6.  Finally, as to the 10% award of attorney's fees, this Court believes that considering the resources of plaintiff bank and the fact that the principal debtor, Maximo Sta. Maria, had not con­tested the suit, an award of five (5%) per cent of the balance due on the principal, exclusive of interests, i.e. a balance of P6,100.00 on the first cause of action and a balance of P9,346.44 on the second cause of action, per the bank's statements of August 20, 1963, (Exhs. Q-1 and BB-1, respectively) should be sufficient.

WHEREFORE, the judgment of the trial court against defendants-appellants EMETERIA, TEOFILO, QUINTIN, ROSARIO and LEONILA, all surnamed STA. MARIA is hereby reversed and set aside, with costs in both instances against plaintiff.  The judgment against defendant-appellant VALERIANA STA. MARIA is modified in that her liability is held to be joint and not solidary, and the award of attorney's fees is reduced as set forth in the pre­ceding paragraph, without costs in this instance.

Concepcion, C.J., Dizon, Makalintal, Zaldivar, Sanchez, Castro, Fernando, Capistrano, and Barredo, JJ., concur.
Reyes, J.B.L., J., is on official leave.

[1] The original complaint included apparently another sister by the name of Elena, Rec. on App., p. 2, but this is the only mention of Elena in the record.  She appears not to have been summoned and no answer was filed in her behalf.  No judgment was rendered against Elena; she did not exe­cute the power of attorney in question, and for all purposes, she is not a party hereto.
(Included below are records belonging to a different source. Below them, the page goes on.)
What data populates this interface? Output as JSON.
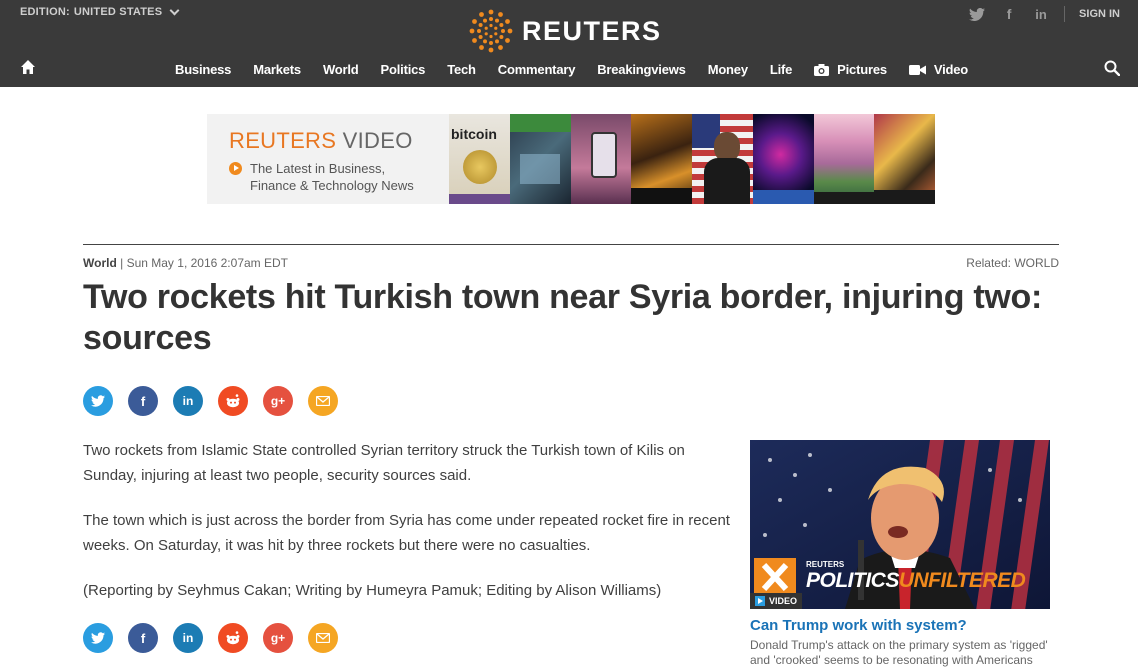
{
  "header": {
    "edition_label": "EDITION:",
    "edition_value": "UNITED STATES",
    "logo_text": "REUTERS",
    "sign_in": "SIGN IN",
    "social": [
      "twitter",
      "facebook",
      "linkedin"
    ]
  },
  "nav": {
    "items": [
      {
        "label": "Business"
      },
      {
        "label": "Markets"
      },
      {
        "label": "World"
      },
      {
        "label": "Politics"
      },
      {
        "label": "Tech"
      },
      {
        "label": "Commentary"
      },
      {
        "label": "Breakingviews"
      },
      {
        "label": "Money"
      },
      {
        "label": "Life"
      },
      {
        "label": "Pictures",
        "icon": "camera-icon"
      },
      {
        "label": "Video",
        "icon": "video-camera-icon"
      }
    ]
  },
  "banner": {
    "title_a": "REUTERS",
    "title_b": "VIDEO",
    "subtitle_line1": "The Latest in Business,",
    "subtitle_line2": "Finance & Technology News",
    "tile_label": "bitcoin"
  },
  "article": {
    "section": "World",
    "date": "| Sun May 1, 2016 2:07am EDT",
    "related_label": "Related:",
    "related_value": "WORLD",
    "headline": "Two rockets hit Turkish town near Syria border, injuring two: sources",
    "paragraphs": [
      "Two rockets from Islamic State controlled Syrian territory struck the Turkish town of Kilis on Sunday, injuring at least two people, security sources said.",
      "The town which is just across the border from Syria has come under repeated rocket fire in recent weeks. On Saturday, it was hit by three rockets but there were no casualties.",
      "(Reporting by Seyhmus Cakan; Writing by Humeyra Pamuk; Editing by Alison Williams)"
    ],
    "share_buttons": [
      {
        "name": "twitter",
        "glyph": "t",
        "color": "#2a9de0"
      },
      {
        "name": "facebook",
        "glyph": "f",
        "color": "#3b5b98"
      },
      {
        "name": "linkedin",
        "glyph": "in",
        "color": "#1c7cb4"
      },
      {
        "name": "reddit",
        "glyph": "☺",
        "color": "#f04b23"
      },
      {
        "name": "google-plus",
        "glyph": "g+",
        "color": "#e5513f"
      },
      {
        "name": "email",
        "glyph": "✉",
        "color": "#f5a623"
      }
    ]
  },
  "sidebar": {
    "overlay_brand": "REUTERS",
    "overlay_title_a": "POLITICS",
    "overlay_title_b": "UNFILTERED",
    "video_tag": "VIDEO",
    "title": "Can Trump work with system?",
    "description": "Donald Trump's attack on the primary system as 'rigged' and 'crooked' seems to be resonating with Americans"
  }
}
[2] Rec. on App., pp. 14-15, emphasis supplied.

[3] Rec. on App., pp. 19-20, emphasis supplied.

[4] Exh. A.

[5] Exh. R.
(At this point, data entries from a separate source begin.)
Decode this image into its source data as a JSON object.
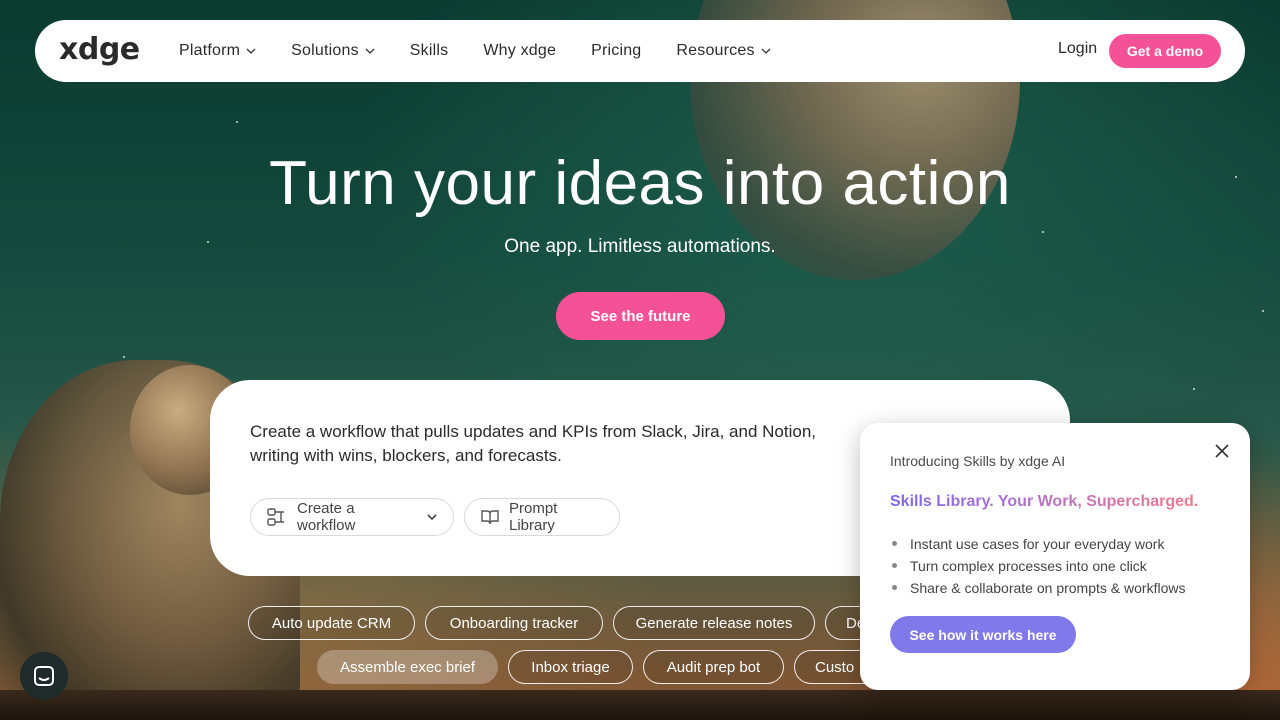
{
  "brand": {
    "logo": "xdge",
    "accent": "#f45196",
    "popup_accent": "#8079ea"
  },
  "nav": {
    "items": [
      {
        "label": "Platform",
        "dropdown": true
      },
      {
        "label": "Solutions",
        "dropdown": true
      },
      {
        "label": "Skills",
        "dropdown": false
      },
      {
        "label": "Why xdge",
        "dropdown": false
      },
      {
        "label": "Pricing",
        "dropdown": false
      },
      {
        "label": "Resources",
        "dropdown": true
      }
    ],
    "login": "Login",
    "demo": "Get a demo"
  },
  "hero": {
    "title": "Turn your ideas into action",
    "subtitle": "One app. Limitless automations.",
    "cta": "See the future"
  },
  "prompt": {
    "text": "Create a workflow that pulls updates and KPIs from Slack, Jira, and Notion, writing with wins, blockers, and forecasts.",
    "workflow_button": "Create a workflow",
    "library_button": "Prompt Library"
  },
  "chips": {
    "row1": [
      "Auto update CRM",
      "Onboarding tracker",
      "Generate release notes",
      "De"
    ],
    "row2": [
      "Assemble exec brief",
      "Inbox triage",
      "Audit prep bot",
      "Custo"
    ]
  },
  "popup": {
    "intro": "Introducing Skills by xdge AI",
    "headline": "Skills Library. Your Work, Supercharged.",
    "bullets": [
      "Instant use cases for your everyday work",
      "Turn complex processes into one click",
      "Share & collaborate on prompts & workflows"
    ],
    "button": "See how it works here"
  },
  "icons": [
    "chevron-down-icon",
    "workflow-icon",
    "book-icon",
    "close-icon",
    "chat-icon"
  ]
}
[6] Rec. on Appeal, pp. 156-157.

[7] 49 Phil. 574 (1926); 47 Phil. 594, 613 (1925).

[8] 105 Phil. 672, (April 30, 1959).

[9] Id., at 673-674, emphasis supplied.

[10] Appellee's Brief, p. 15.

[11] T.S.N., August 12, 1963, pp. 40-41.

[12] T.S.N., August 23, 1963, p. 55.